    The Boston Globe published our own assessment of the political context of post-9/11 international grantmaking (especially in the Middle East). It gives more attention to the civil liberties issues surrounding the new regulatory environment. Both perspectives are important to keep in mind.

  • What Will be Left Behind If and When Israel Leaves Gaza?

    Jen and I have returned safely to the US. We apologize for the gap in keeping you posted on our travels. Experiences were simply too complex to quickly digest and days too exhausting to blog in the early hours of the morning. Thank you for all your comments and for accompanying us on our journey. We will continue with a few more entries this week, sent from the relatively calmer offices of Grassroots International.

  • Notes from a Program Visit to Palestine

    The following are some notes and stories from some of the places we saw and the people we met. These are just a few of the many scenes I go back to over and over again when I reflect on this trip.

    The Passion

    We were walking through the narrow streets of old city in Bethlehem with Fatima. She wanted to show us the cultural center that her uncle had opened just outside of Manger Square so we ducked into the building. Our friend pointed out the gardens, the galleries, the classrooms and finally the theater. The theater was offering nightly showings of The Passion of the Christ, the new, controversial film by Mel Gibson that details Jesus' final days. Although I have yet to see this film, I've heard from those that have seen it that it is incredibly bloody and gruesome, certainly not for the squeamish. Fatima, who had seen the film twice, confirmed this.

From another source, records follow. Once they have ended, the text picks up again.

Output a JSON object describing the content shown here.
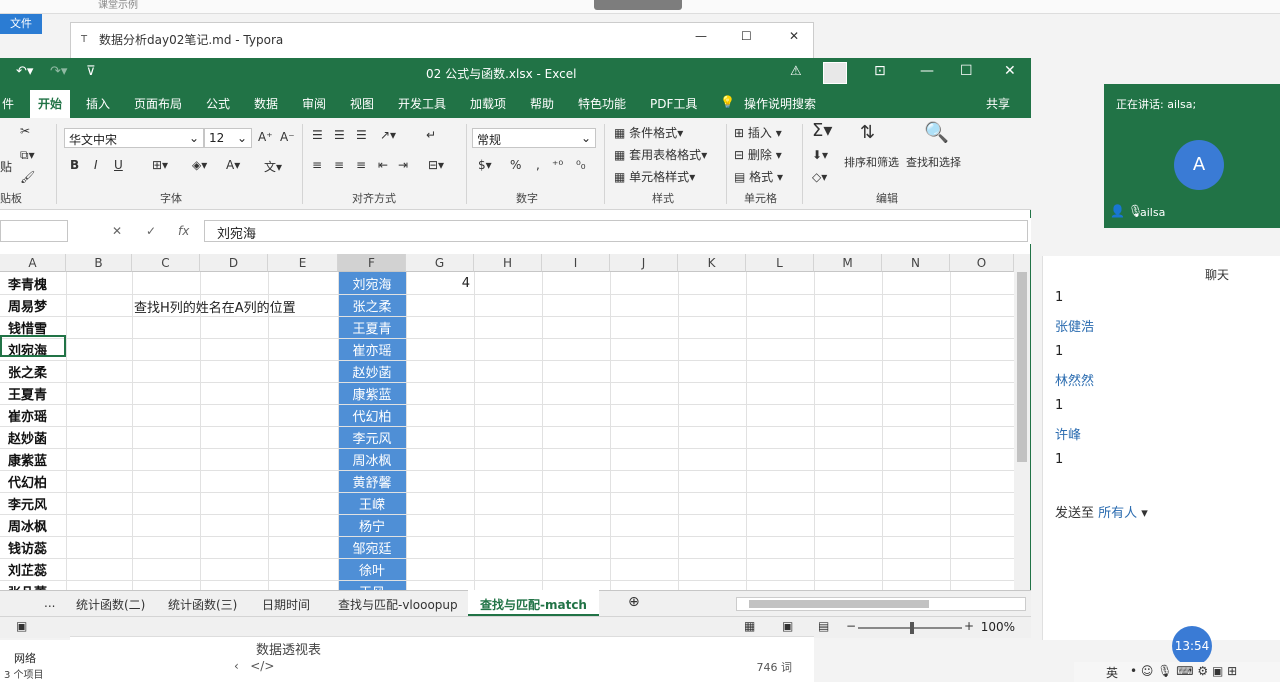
{
  "desktop": {
    "file_tab": "文件",
    "lesson_label": "课堂示例",
    "typora_title": "数据分析day02笔记.md - Typora",
    "typora_bottom_heading": "数据透视表",
    "typora_word_count": "746 词",
    "explorer_net": "网络",
    "explorer_count": "3 个项目"
  },
  "excel": {
    "title": "02 公式与函数.xlsx  -  Excel",
    "ribbon_tabs": [
      "件",
      "开始",
      "插入",
      "页面布局",
      "公式",
      "数据",
      "审阅",
      "视图",
      "开发工具",
      "加载项",
      "帮助",
      "特色功能",
      "PDF工具",
      "操作说明搜索",
      "共享"
    ],
    "active_tab": "开始",
    "ribbon": {
      "clipboard_label": "贴板",
      "paste_label": "贴",
      "font_name": "华文中宋",
      "font_size": "12",
      "font_group_label": "字体",
      "bold": "B",
      "italic": "I",
      "underline": "U",
      "align_group_label": "对齐方式",
      "number_format": "常规",
      "number_group_label": "数字",
      "cond_format": "条件格式",
      "table_format": "套用表格格式",
      "cell_style": "单元格样式",
      "style_group_label": "样式",
      "insert": "插入",
      "delete": "删除",
      "format": "格式",
      "cells_group_label": "单元格",
      "sort_filter": "排序和筛选",
      "find_select": "查找和选择",
      "edit_group_label": "编辑"
    },
    "formula_bar": {
      "fx": "fx",
      "content": "刘宛海"
    },
    "columns": [
      "A",
      "B",
      "C",
      "D",
      "E",
      "F",
      "G",
      "H",
      "I",
      "J",
      "K",
      "L",
      "M",
      "N",
      "O"
    ],
    "column_a": [
      "李青槐",
      "周易梦",
      "钱惜雪",
      "刘宛海",
      "张之柔",
      "王夏青",
      "崔亦瑶",
      "赵妙菡",
      "康紫蓝",
      "代幻柏",
      "李元风",
      "周冰枫",
      "钱访蕊",
      "刘芷蕊",
      "张凡蕾"
    ],
    "column_f": [
      "刘宛海",
      "张之柔",
      "王夏青",
      "崔亦瑶",
      "赵妙菡",
      "康紫蓝",
      "代幻柏",
      "李元风",
      "周冰枫",
      "黄舒馨",
      "王嵘",
      "杨宁",
      "邹宛廷",
      "徐叶",
      "王风"
    ],
    "g1_value": "4",
    "c2_note": "查找H列的姓名在A列的位置",
    "sheet_tabs": [
      "...",
      "统计函数(二)",
      "统计函数(三)",
      "日期时间",
      "查找与匹配-vlooopup",
      "查找与匹配-match"
    ],
    "active_sheet": "查找与匹配-match",
    "zoom": "100%"
  },
  "meeting": {
    "speaking": "正在讲话: ailsa;",
    "avatar_letter": "A",
    "user_name": "ailsa"
  },
  "chat": {
    "title": "聊天",
    "messages": [
      "1",
      "张健浩",
      "1",
      "林然然",
      "1",
      "许峰",
      "1"
    ],
    "send_to_label": "发送至",
    "send_to_target": "所有人"
  },
  "clock": "13:54",
  "tray_lang": "英"
}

  • In Palestine: Conversations Around the Table and through the Bethlehem Streets

    I hope to return from Palestine/Israel a more compassionate and wiser person, although that remains to be seen. What is already written is that I will return much larger. Palestinian hospitality has been abundant bordering on excessive. Last night, a family took my colleague and I to dinner and the waiter did not rest until he'd placed on the table 24 small plates of hummous, tabouli, fatoush and various beet and eggplant salads. Other meals have been only slightly less modest. I thought I'd share with you some conversations had around the food, anise licquer, Arabic coffee wafting cardamom and a perpetual haze of cigarette smoke.